*** Entries shown ***
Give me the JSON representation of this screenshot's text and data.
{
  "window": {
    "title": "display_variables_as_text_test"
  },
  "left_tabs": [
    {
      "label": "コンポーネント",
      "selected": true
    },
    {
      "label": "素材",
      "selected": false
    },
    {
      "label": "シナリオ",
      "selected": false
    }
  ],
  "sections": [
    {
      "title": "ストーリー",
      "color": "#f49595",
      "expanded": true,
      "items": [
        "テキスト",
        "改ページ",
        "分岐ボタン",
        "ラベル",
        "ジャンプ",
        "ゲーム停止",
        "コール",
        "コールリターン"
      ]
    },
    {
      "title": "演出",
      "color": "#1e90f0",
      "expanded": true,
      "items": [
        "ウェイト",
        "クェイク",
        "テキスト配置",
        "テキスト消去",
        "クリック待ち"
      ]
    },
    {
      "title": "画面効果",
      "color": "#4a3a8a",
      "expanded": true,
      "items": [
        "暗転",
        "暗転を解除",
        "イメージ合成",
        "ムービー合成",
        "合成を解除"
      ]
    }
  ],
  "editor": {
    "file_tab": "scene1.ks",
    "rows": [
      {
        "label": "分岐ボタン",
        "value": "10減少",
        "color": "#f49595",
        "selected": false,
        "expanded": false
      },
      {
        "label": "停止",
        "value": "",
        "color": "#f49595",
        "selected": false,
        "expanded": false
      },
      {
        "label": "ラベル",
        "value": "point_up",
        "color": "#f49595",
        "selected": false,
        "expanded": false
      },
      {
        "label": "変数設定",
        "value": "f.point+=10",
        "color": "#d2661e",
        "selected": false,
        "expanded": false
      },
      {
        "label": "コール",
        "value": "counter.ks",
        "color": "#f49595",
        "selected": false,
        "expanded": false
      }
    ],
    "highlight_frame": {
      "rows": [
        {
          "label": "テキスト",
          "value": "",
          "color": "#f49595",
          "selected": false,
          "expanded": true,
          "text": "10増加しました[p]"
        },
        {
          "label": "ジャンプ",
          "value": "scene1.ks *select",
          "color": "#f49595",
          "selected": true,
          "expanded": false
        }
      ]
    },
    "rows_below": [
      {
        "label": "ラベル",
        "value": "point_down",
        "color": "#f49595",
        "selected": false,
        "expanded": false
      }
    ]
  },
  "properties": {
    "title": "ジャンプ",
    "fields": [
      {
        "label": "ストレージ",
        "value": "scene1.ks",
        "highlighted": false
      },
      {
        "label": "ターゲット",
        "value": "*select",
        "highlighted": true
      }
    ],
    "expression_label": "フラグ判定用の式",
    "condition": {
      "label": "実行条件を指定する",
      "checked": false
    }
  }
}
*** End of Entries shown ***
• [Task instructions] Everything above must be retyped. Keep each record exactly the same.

• [Task result]
Give me the JSON representation of this screenshot's text and data.
{
  "window": {
    "title": "display_variables_as_text_test"
  },
  "left_tabs": [
    {
      "label": "コンポーネント",
      "selected": true
    },
    {
      "label": "素材",
      "selected": false
    },
    {
      "label": "シナリオ",
      "selected": false
    }
  ],
  "sections": [
    {
      "title": "ストーリー",
      "color": "#f49595",
      "expanded": true,
      "items": [
        "テキスト",
        "改ページ",
        "分岐ボタン",
        "ラベル",
        "ジャンプ",
        "ゲーム停止",
        "コール",
        "コールリターン"
      ]
    },
    {
      "title": "演出",
      "color": "#1e90f0",
      "expanded": true,
      "items": [
        "ウェイト",
        "クェイク",
        "テキスト配置",
        "テキスト消去",
        "クリック待ち"
      ]
    },
    {
      "title": "画面効果",
      "color": "#4a3a8a",
      "expanded": true,
      "items": [
        "暗転",
        "暗転を解除",
        "イメージ合成",
        "ムービー合成",
        "合成を解除"
      ]
    }
  ],
  "editor": {
    "file_tab": "scene1.ks",
    "rows": [
      {
        "label": "分岐ボタン",
        "value": "10減少",
        "color": "#f49595",
        "selected": false,
        "expanded": false
      },
      {
        "label": "停止",
        "value": "",
        "color": "#f49595",
        "selected": false,
        "expanded": false
      },
      {
        "label": "ラベル",
        "value": "point_up",
        "color": "#f49595",
        "selected": false,
        "expanded": false
      },
      {
        "label": "変数設定",
        "value": "f.point+=10",
        "color": "#d2661e",
        "selected": false,
        "expanded": false
      },
      {
        "label": "コール",
        "value": "counter.ks",
        "color": "#f49595",
        "selected": false,
        "expanded": false
      }
    ],
    "highlight_frame": {
      "rows": [
        {
          "label": "テキスト",
          "value": "",
          "color": "#f49595",
          "selected": false,
          "expanded": true,
          "text": "10増加しました[p]"
        },
        {
          "label": "ジャンプ",
          "value": "scene1.ks *select",
          "color": "#f49595",
          "selected": true,
          "expanded": false
        }
      ]
    },
    "rows_below": [
      {
        "label": "ラベル",
        "value": "point_down",
        "color": "#f49595",
        "selected": false,
        "expanded": false
      }
    ]
  },
  "properties": {
    "title": "ジャンプ",
    "fields": [
      {
        "label": "ストレージ",
        "value": "scene1.ks",
        "highlighted": false
      },
      {
        "label": "ターゲット",
        "value": "*select",
        "highlighted": true
      }
    ],
    "expression_label": "フラグ判定用の式",
    "condition": {
      "label": "実行条件を指定する",
      "checked": false
    }
  }
}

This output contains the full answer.